As a supplement to this year’s Costa Rica Program schedule, the team spent the first weekend of Winter Quarter on a retreat that allowed us to practice sustainability, explore our strengths and weaknesses, learn to work as a team, and get to know one another on a deeper level.
Pre-retreat exploration of our strengths
Our weekend began Friday evening in the Campus Village Wellness Center. This was the beginning of a weekend filled with inner exploration and evaluation. We learned what each of our own strengths entailed, and learned how we could combine all of our strengths to maximize our team’s potential. Before we knew it, it was time to say goodbye and get some rest before our Saturday morning began.
We learned never to judge an orange by its peel
Our Saturday began bright and early at the Farmer’s Market a few streets down from campus. Students were treated to a short talk from Jimmy, an avocado farmer, about the importance of eating locally grown vegetables.

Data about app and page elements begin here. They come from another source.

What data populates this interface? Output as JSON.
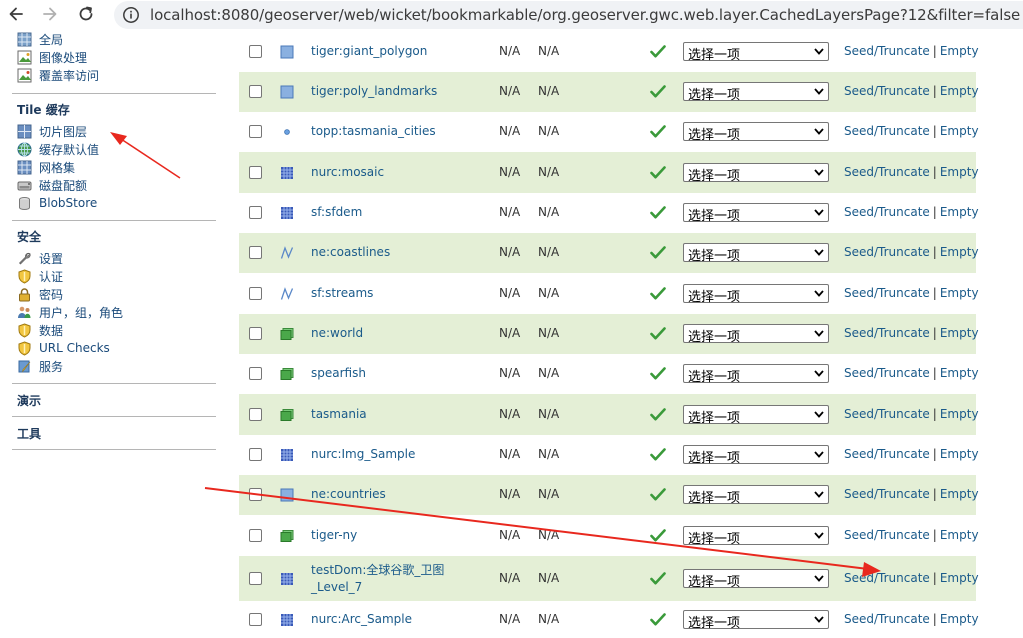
{
  "browser": {
    "url": "localhost:8080/geoserver/web/wicket/bookmarkable/org.geoserver.gwc.web.layer.CachedLayersPage?12&filter=false"
  },
  "sidebar": {
    "top_items": [
      {
        "label": "全局",
        "icon": "globe-icon"
      },
      {
        "label": "图像处理",
        "icon": "image-icon"
      },
      {
        "label": "覆盖率访问",
        "icon": "coverage-icon"
      }
    ],
    "tile_heading": "Tile 缓存",
    "tile_items": [
      {
        "label": "切片图层",
        "icon": "tile-layers-icon"
      },
      {
        "label": "缓存默认值",
        "icon": "globe-icon"
      },
      {
        "label": "网格集",
        "icon": "grid-icon"
      },
      {
        "label": "磁盘配额",
        "icon": "disk-icon"
      },
      {
        "label": "BlobStore",
        "icon": "blobstore-icon"
      }
    ],
    "security_heading": "安全",
    "security_items": [
      {
        "label": "设置",
        "icon": "wrench-icon"
      },
      {
        "label": "认证",
        "icon": "shield-icon"
      },
      {
        "label": "密码",
        "icon": "lock-icon"
      },
      {
        "label": "用户，组，角色",
        "icon": "users-icon"
      },
      {
        "label": "数据",
        "icon": "shield-icon"
      },
      {
        "label": "URL Checks",
        "icon": "shield-icon"
      },
      {
        "label": "服务",
        "icon": "service-icon"
      }
    ],
    "demo_heading": "演示",
    "tools_heading": "工具"
  },
  "table": {
    "select_placeholder": "选择一项",
    "seed_label": "Seed/Truncate",
    "separator": "|",
    "empty_label": "Empty",
    "rows": [
      {
        "name": "tiger:giant_polygon",
        "name2": "",
        "icon": "polygon-icon",
        "c1": "N/A",
        "c2": "N/A"
      },
      {
        "name": "tiger:poly_landmarks",
        "name2": "",
        "icon": "polygon-icon",
        "c1": "N/A",
        "c2": "N/A"
      },
      {
        "name": "topp:tasmania_cities",
        "name2": "",
        "icon": "point-icon",
        "c1": "N/A",
        "c2": "N/A"
      },
      {
        "name": "nurc:mosaic",
        "name2": "",
        "icon": "raster-icon",
        "c1": "N/A",
        "c2": "N/A"
      },
      {
        "name": "sf:sfdem",
        "name2": "",
        "icon": "raster-icon",
        "c1": "N/A",
        "c2": "N/A"
      },
      {
        "name": "ne:coastlines",
        "name2": "",
        "icon": "line-icon",
        "c1": "N/A",
        "c2": "N/A"
      },
      {
        "name": "sf:streams",
        "name2": "",
        "icon": "line-icon",
        "c1": "N/A",
        "c2": "N/A"
      },
      {
        "name": "ne:world",
        "name2": "",
        "icon": "layer-group-icon",
        "c1": "N/A",
        "c2": "N/A"
      },
      {
        "name": "spearfish",
        "name2": "",
        "icon": "layer-group-icon",
        "c1": "N/A",
        "c2": "N/A"
      },
      {
        "name": "tasmania",
        "name2": "",
        "icon": "layer-group-icon",
        "c1": "N/A",
        "c2": "N/A"
      },
      {
        "name": "nurc:Img_Sample",
        "name2": "",
        "icon": "raster-icon",
        "c1": "N/A",
        "c2": "N/A"
      },
      {
        "name": "ne:countries",
        "name2": "",
        "icon": "polygon-icon",
        "c1": "N/A",
        "c2": "N/A"
      },
      {
        "name": "tiger-ny",
        "name2": "",
        "icon": "layer-group-icon",
        "c1": "N/A",
        "c2": "N/A"
      },
      {
        "name": "testDom:全球谷歌_卫图",
        "name2": "_Level_7",
        "icon": "raster-icon",
        "c1": "N/A",
        "c2": "N/A"
      },
      {
        "name": "nurc:Arc_Sample",
        "name2": "",
        "icon": "raster-icon",
        "c1": "N/A",
        "c2": "N/A"
      }
    ]
  },
  "colors": {
    "row_alt": "#e4efd6",
    "link": "#1a5a8a",
    "check": "#3a9a3a",
    "annotation": "#e8281e"
  }
}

He showed us the different kinds of avocados he grows, and taught us about the process and labor that goes into growing avocados. One of the most valuable lessons he taught us though had to do with the common misconception we all have regarding damaged-looking fruit. Jimmy brought out a case of bruised-looking oranges, peeled them, and showed us that despite their outward appearance, they were actually at the peak of perfection. Many of us admitted to being guilty of choosing our fruits based on their outward appearance but agreed Jimmy had made an impact on the way in which we’d choose our fruits and vegetables from now on.

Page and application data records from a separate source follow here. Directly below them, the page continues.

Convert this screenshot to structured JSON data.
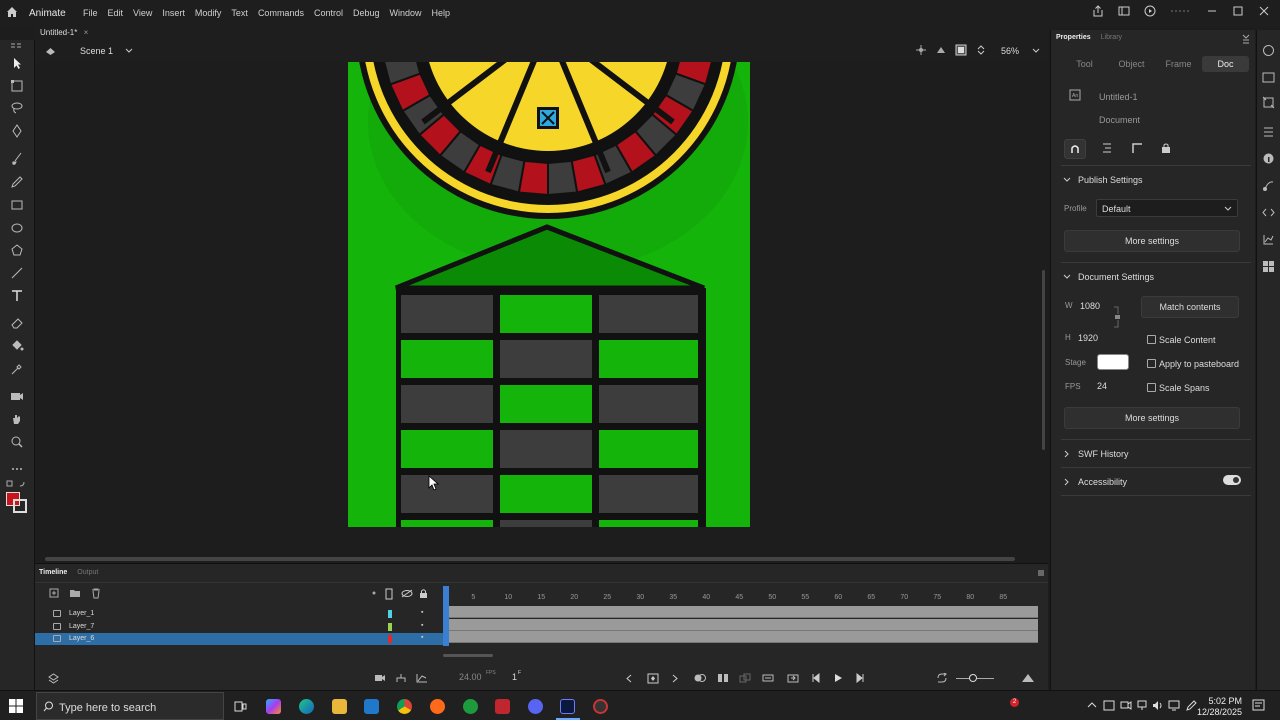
{
  "app": {
    "name": "Animate",
    "menus": [
      "File",
      "Edit",
      "View",
      "Insert",
      "Modify",
      "Text",
      "Commands",
      "Control",
      "Debug",
      "Window",
      "Help"
    ]
  },
  "document": {
    "tab_title": "Untitled-1*",
    "tab_close": "×",
    "scene_name": "Scene 1",
    "zoom": "56%"
  },
  "properties": {
    "top_tabs": [
      "Properties",
      "Library"
    ],
    "sub_tabs": [
      "Tool",
      "Object",
      "Frame",
      "Doc"
    ],
    "active_sub_tab": "Doc",
    "doc_name": "Untitled-1",
    "doc_type": "Document",
    "publish_settings": {
      "title": "Publish Settings",
      "profile_label": "Profile",
      "profile_value": "Default",
      "more_label": "More settings"
    },
    "document_settings": {
      "title": "Document Settings",
      "w_label": "W",
      "w_value": "1080",
      "h_label": "H",
      "h_value": "1920",
      "match_label": "Match contents",
      "stage_label": "Stage",
      "stage_color": "#ffffff",
      "fps_label": "FPS",
      "fps_value": "24",
      "checkboxes": [
        "Scale Content",
        "Apply to pasteboard",
        "Scale Spans"
      ],
      "more_label": "More settings"
    },
    "swf_history": "SWF History",
    "accessibility": "Accessibility"
  },
  "timeline": {
    "tabs": [
      "Timeline",
      "Output"
    ],
    "layers": [
      {
        "name": "Layer_1",
        "color": "#4fd2e6"
      },
      {
        "name": "Layer_7",
        "color": "#9bd24f"
      },
      {
        "name": "Layer_6",
        "color": "#e02a2a",
        "selected": true
      }
    ],
    "ruler_marks": [
      "1",
      "5",
      "10",
      "15",
      "20",
      "25",
      "30",
      "35",
      "40",
      "45",
      "50",
      "55",
      "60",
      "65",
      "70",
      "75",
      "80",
      "85"
    ],
    "fps_display": "24.00",
    "fps_unit": "FPS",
    "frame_display": "1",
    "frame_unit": "F"
  },
  "taskbar": {
    "search_placeholder": "Type here to search",
    "time": "5:02 PM",
    "date": "12/28/2025",
    "notification_count": "2"
  },
  "colors": {
    "stage_green": "#14b40a",
    "wheel_yellow": "#f7d62a",
    "wheel_red": "#b3121c",
    "cell_grey": "#3d3d3d",
    "accent_blue": "#2e6ea6"
  }
}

Take only photos, leave only the lightest of ecological footprints
From the Farmer’s Market we headed to the Irvine Ranch Outdoor Education Center where we would stay for the remainder of the weekend. After unpacking and eating the lunch we’d prepared the night before, we headed out for a hike around the camp. This gave us the chance to talk to one another in smaller groups of two or three, and gave us the opportunity to ask each other questions that we hadn’t had the chance to ask before. They were questions about our hometowns, pets, high schools, major, and life aspirations. Halfway though our hike we stopped in an open area to talk about carbon footprints and how monitoring our actions could help us lessen the impact we have on our environment. To show participants just how much their activities contribute to their overall carbon footprint, we all took an individual ecological footprint calculator quiz. For some participants this was the first time they’d ever measured their footprint. It was an eye-opening experience for both them and every one else that had taken one before. The thing about these types of measurements though, despite their lack of perfect accuracy, is that they should be used as learning tools. We need to think of our footprint as an indicator of where we stand, and how we can aim to improve our score.

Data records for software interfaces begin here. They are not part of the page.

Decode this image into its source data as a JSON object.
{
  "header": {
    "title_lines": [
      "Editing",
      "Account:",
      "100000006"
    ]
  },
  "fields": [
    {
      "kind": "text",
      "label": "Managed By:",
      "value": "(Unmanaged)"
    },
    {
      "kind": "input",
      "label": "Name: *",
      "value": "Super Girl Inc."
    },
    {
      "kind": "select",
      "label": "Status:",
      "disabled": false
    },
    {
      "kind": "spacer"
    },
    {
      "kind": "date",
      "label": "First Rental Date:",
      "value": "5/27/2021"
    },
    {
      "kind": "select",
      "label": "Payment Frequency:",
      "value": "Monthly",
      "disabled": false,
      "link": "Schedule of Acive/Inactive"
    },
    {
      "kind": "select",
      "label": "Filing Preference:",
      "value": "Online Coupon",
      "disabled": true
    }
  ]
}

Building our team to be greater than the sum of its parts
The rest of night and weekend consisted of group bonding exercises where participants were asked to be vulnerable and allow the rest of the team to get to know them on a deeper level. We strived to grow the bonds between the team members, to show them there would always be someone on the team they could relate to, count on, and open up to. Retreat allowed us to do the first part of growing as a team, to identify how we could utilize each other to succeed, and to learn about sustainability by implementing practices, instead of simply reading or talking about ways in which we could improve ourselves.
If you’re interested in finding out what your ecological footprint is, take the Ecological Footprint Quiz.